- _DATA_:

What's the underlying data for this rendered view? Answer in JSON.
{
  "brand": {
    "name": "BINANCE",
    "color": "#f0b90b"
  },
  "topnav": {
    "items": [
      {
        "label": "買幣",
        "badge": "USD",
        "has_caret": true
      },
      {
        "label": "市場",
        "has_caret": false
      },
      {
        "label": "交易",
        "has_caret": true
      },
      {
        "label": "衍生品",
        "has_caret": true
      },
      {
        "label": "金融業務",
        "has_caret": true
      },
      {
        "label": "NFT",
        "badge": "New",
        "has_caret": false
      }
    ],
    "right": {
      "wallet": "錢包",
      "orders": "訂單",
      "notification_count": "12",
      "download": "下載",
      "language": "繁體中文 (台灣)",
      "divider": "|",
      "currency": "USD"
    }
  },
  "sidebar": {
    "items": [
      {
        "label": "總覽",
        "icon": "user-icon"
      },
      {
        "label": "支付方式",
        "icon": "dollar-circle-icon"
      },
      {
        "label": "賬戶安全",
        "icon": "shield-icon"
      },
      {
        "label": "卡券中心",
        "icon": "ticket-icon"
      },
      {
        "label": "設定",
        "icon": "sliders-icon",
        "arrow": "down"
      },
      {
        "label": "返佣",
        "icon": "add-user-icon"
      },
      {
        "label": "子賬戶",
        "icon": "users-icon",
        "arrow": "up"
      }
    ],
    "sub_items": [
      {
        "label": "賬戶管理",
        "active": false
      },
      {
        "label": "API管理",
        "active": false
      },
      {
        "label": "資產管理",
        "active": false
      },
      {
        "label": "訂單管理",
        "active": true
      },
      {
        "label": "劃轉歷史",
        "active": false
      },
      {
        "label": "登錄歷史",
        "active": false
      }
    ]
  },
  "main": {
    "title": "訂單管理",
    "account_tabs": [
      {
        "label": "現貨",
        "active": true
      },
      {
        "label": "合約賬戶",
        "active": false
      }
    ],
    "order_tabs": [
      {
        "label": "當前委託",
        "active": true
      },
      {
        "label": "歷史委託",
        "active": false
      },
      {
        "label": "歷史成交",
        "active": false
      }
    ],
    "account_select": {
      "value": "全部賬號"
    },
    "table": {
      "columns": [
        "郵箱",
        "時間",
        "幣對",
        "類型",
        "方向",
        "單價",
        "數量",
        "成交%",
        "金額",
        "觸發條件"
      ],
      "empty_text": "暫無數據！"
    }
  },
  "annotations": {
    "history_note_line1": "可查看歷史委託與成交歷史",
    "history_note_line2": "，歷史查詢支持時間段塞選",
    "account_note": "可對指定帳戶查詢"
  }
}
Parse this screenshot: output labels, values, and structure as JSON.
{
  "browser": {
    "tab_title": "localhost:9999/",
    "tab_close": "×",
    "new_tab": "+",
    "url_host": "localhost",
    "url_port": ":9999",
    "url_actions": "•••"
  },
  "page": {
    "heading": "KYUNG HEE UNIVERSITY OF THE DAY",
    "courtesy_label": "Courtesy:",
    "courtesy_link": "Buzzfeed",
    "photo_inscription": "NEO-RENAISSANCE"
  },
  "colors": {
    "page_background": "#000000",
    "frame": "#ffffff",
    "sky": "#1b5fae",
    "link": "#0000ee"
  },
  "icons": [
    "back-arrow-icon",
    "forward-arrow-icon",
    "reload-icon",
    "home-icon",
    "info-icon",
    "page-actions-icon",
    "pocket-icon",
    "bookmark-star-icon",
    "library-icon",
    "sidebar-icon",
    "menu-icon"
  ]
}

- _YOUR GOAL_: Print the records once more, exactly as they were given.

- _COMPLETED TASK_:
What's the underlying data for this rendered view? Answer in JSON.
{
  "brand": {
    "name": "BINANCE",
    "color": "#f0b90b"
  },
  "topnav": {
    "items": [
      {
        "label": "買幣",
        "badge": "USD",
        "has_caret": true
      },
      {
        "label": "市場",
        "has_caret": false
      },
      {
        "label": "交易",
        "has_caret": true
      },
      {
        "label": "衍生品",
        "has_caret": true
      },
      {
        "label": "金融業務",
        "has_caret": true
      },
      {
        "label": "NFT",
        "badge": "New",
        "has_caret": false
      }
    ],
    "right": {
      "wallet": "錢包",
      "orders": "訂單",
      "notification_count": "12",
      "download": "下載",
      "language": "繁體中文 (台灣)",
      "divider": "|",
      "currency": "USD"
    }
  },
  "sidebar": {
    "items": [
      {
        "label": "總覽",
        "icon": "user-icon"
      },
      {
        "label": "支付方式",
        "icon": "dollar-circle-icon"
      },
      {
        "label": "賬戶安全",
        "icon": "shield-icon"
      },
      {
        "label": "卡券中心",
        "icon": "ticket-icon"
      },
      {
        "label": "設定",
        "icon": "sliders-icon",
        "arrow": "down"
      },
      {
        "label": "返佣",
        "icon": "add-user-icon"
      },
      {
        "label": "子賬戶",
        "icon": "users-icon",
        "arrow": "up"
      }
    ],
    "sub_items": [
      {
        "label": "賬戶管理",
        "active": false
      },
      {
        "label": "API管理",
        "active": false
      },
      {
        "label": "資產管理",
        "active": false
      },
      {
        "label": "訂單管理",
        "active": true
      },
      {
        "label": "劃轉歷史",
        "active": false
      },
      {
        "label": "登錄歷史",
        "active": false
      }
    ]
  },
  "main": {
    "title": "訂單管理",
    "account_tabs": [
      {
        "label": "現貨",
        "active": true
      },
      {
        "label": "合約賬戶",
        "active": false
      }
    ],
    "order_tabs": [
      {
        "label": "當前委託",
        "active": true
      },
      {
        "label": "歷史委託",
        "active": false
      },
      {
        "label": "歷史成交",
        "active": false
      }
    ],
    "account_select": {
      "value": "全部賬號"
    },
    "table": {
      "columns": [
        "郵箱",
        "時間",
        "幣對",
        "類型",
        "方向",
        "單價",
        "數量",
        "成交%",
        "金額",
        "觸發條件"
      ],
      "empty_text": "暫無數據！"
    }
  },
  "annotations": {
    "history_note_line1": "可查看歷史委託與成交歷史",
    "history_note_line2": "，歷史查詢支持時間段塞選",
    "account_note": "可對指定帳戶查詢"
  }
}
Parse this screenshot: output labels, values, and structure as JSON.
{
  "browser": {
    "tab_title": "localhost:9999/",
    "tab_close": "×",
    "new_tab": "+",
    "url_host": "localhost",
    "url_port": ":9999",
    "url_actions": "•••"
  },
  "page": {
    "heading": "KYUNG HEE UNIVERSITY OF THE DAY",
    "courtesy_label": "Courtesy:",
    "courtesy_link": "Buzzfeed",
    "photo_inscription": "NEO-RENAISSANCE"
  },
  "colors": {
    "page_background": "#000000",
    "frame": "#ffffff",
    "sky": "#1b5fae",
    "link": "#0000ee"
  },
  "icons": [
    "back-arrow-icon",
    "forward-arrow-icon",
    "reload-icon",
    "home-icon",
    "info-icon",
    "page-actions-icon",
    "pocket-icon",
    "bookmark-star-icon",
    "library-icon",
    "sidebar-icon",
    "menu-icon"
  ]
}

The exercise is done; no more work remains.